The government could delegate authority for issuing the licence to an organisation (such as UK Crowd Management Association), or set up its own. This licensing authority would manage the administration and regulation of crowd safety licences in the UK. In order for a practitioner to secure a licence, they must satisfy a number of conditions to prove competency. Suggestions of conditions include that they hold at minimum a Level 5 RQF in crowd safety management or similar, demonstrate years of experience they hold in the field, how many events they have worked and at what capacity, and the level of continuing professional development (CPD) they are undertaking. To support new crowd safety practitioners, there could be an apprentice or second level licence that allows a practitioner to work with someone who has a full licence in order to gain experience and develop competence to secure a full licence.
This licence will apply to both Presenters and Assessors, ensuring a level of consistency in competency between event organisers and local authorities.
The benefit of this is to set an accepted standard of competence required to carry out this role and ensures that crowd safety practitioners are consistently updated with latest legislation and guidance through the necessity of expiring certification coupled with continuing professional development. This can support better practice of crowd safety at outdoor events in the UK, including reducing demand on emergency services and local authorities as it reduces the risk of a crowd disaster happening. This will benefit organisations as they will have a competent professional responsible for crowd safety which can reduce the risk of incidents, improve safety and experience for attendees and improve resource management.

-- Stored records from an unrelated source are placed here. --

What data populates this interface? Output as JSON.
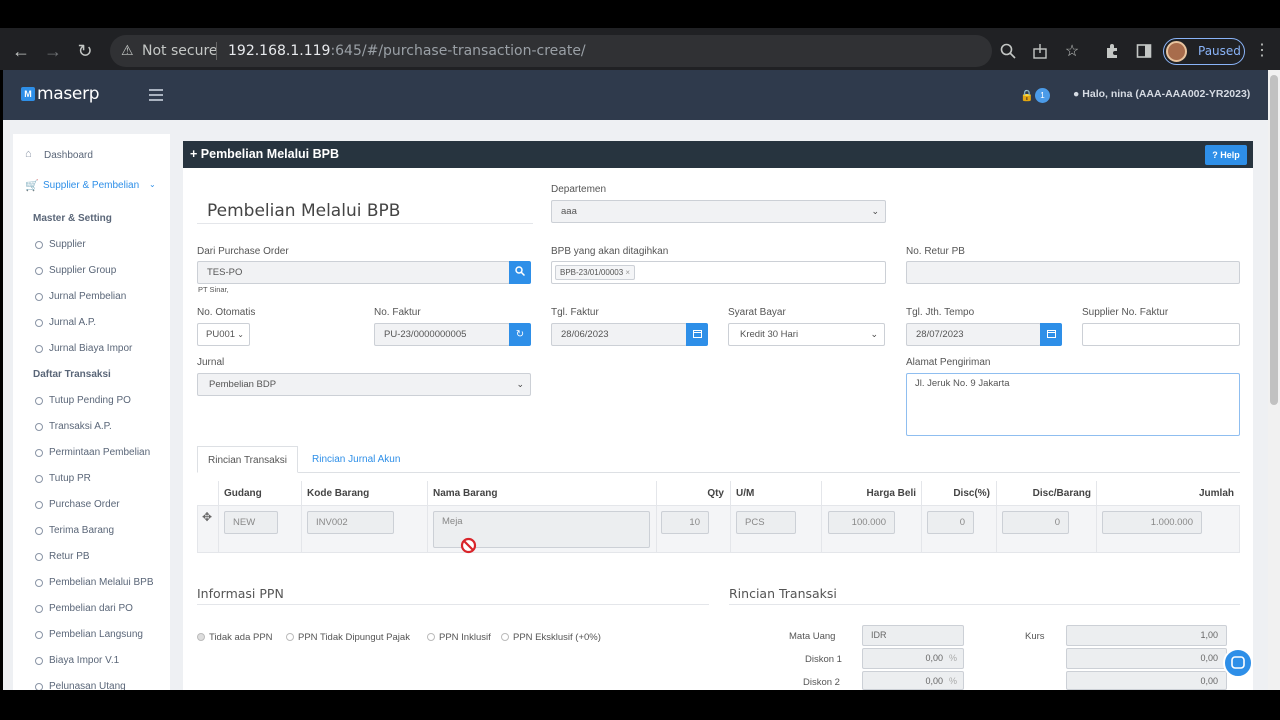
{
  "browser": {
    "not_secure": "Not secure",
    "url_host": "192.168.1.119",
    "url_rest": ":645/#/purchase-transaction-create/",
    "paused": "Paused"
  },
  "app": {
    "logo_mark": "M",
    "logo_text": "maserp",
    "notif_count": "1",
    "user": "Halo, nina (AAA-AAA002-YR2023)"
  },
  "sidebar": {
    "dashboard": "Dashboard",
    "module": "Supplier & Pembelian",
    "master_head": "Master & Setting",
    "master_items": [
      "Supplier",
      "Supplier Group",
      "Jurnal Pembelian",
      "Jurnal A.P.",
      "Jurnal Biaya Impor"
    ],
    "trans_head": "Daftar Transaksi",
    "trans_items": [
      "Tutup Pending PO",
      "Transaksi A.P.",
      "Permintaan Pembelian",
      "Tutup PR",
      "Purchase Order",
      "Terima Barang",
      "Retur PB",
      "Pembelian Melalui BPB",
      "Pembelian dari PO",
      "Pembelian Langsung",
      "Biaya Impor V.1",
      "Pelunasan Utang"
    ]
  },
  "card": {
    "header": "Pembelian Melalui BPB",
    "help": "Help",
    "big_title": "Pembelian Melalui BPB"
  },
  "form": {
    "departemen_label": "Departemen",
    "departemen_value": "aaa",
    "po_label": "Dari Purchase Order",
    "po_value": "TES-PO",
    "po_note": "PT Sinar,",
    "bpb_label": "BPB yang akan ditagihkan",
    "bpb_tag": "BPB-23/01/00003",
    "retur_label": "No. Retur PB",
    "otomatis_label": "No. Otomatis",
    "otomatis_value": "PU001",
    "faktur_label": "No. Faktur",
    "faktur_value": "PU-23/0000000005",
    "tgl_faktur_label": "Tgl. Faktur",
    "tgl_faktur_value": "28/06/2023",
    "syarat_label": "Syarat Bayar",
    "syarat_value": "Kredit 30 Hari",
    "tempo_label": "Tgl. Jth. Tempo",
    "tempo_value": "28/07/2023",
    "supplier_faktur_label": "Supplier No. Faktur",
    "jurnal_label": "Jurnal",
    "jurnal_value": "Pembelian BDP",
    "alamat_label": "Alamat Pengiriman",
    "alamat_value": "Jl. Jeruk No. 9 Jakarta"
  },
  "tabs": [
    "Rincian Transaksi",
    "Rincian Jurnal Akun"
  ],
  "table": {
    "headers": [
      "Gudang",
      "Kode Barang",
      "Nama Barang",
      "Qty",
      "U/M",
      "Harga Beli",
      "Disc(%)",
      "Disc/Barang",
      "Jumlah"
    ],
    "row": {
      "gudang": "NEW",
      "kode": "INV002",
      "nama": "Meja",
      "qty": "10",
      "um": "PCS",
      "harga": "100.000",
      "disc_pct": "0",
      "disc_barang": "0",
      "jumlah": "1.000.000"
    }
  },
  "ppn": {
    "title": "Informasi PPN",
    "options": [
      "Tidak ada PPN",
      "PPN Tidak Dipungut Pajak",
      "PPN Inklusif",
      "PPN Eksklusif (+0%)"
    ]
  },
  "rincian": {
    "title": "Rincian Transaksi",
    "mata_uang_label": "Mata Uang",
    "mata_uang": "IDR",
    "kurs_label": "Kurs",
    "kurs": "1,00",
    "diskon1_label": "Diskon 1",
    "diskon1": "0,00",
    "diskon1_right": "0,00",
    "diskon2_label": "Diskon 2",
    "diskon2": "0,00",
    "diskon2_right": "0,00",
    "pct": "%"
  }
}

The final recommendation is to conduct further research on regulation and crowd safety at events. It was clear from the literature review that self-regulation is not successful, and the presence of a regulator improves safety. However, what arose in the data analysis was that respondents did not believe a regulator was important to improving crowd safety. Therefore, the recommendation to industry and academia is for further research on the impact of a regulator on crowd safety at events. This conflicting information arising in the study provides an opportunity for learning as to the disparity between industry and academia. Further research is required to advance discourse on crowd safety at outdoor events, to improve responsibility, manage risk appropriately and enable a positive experience for the whole crowd.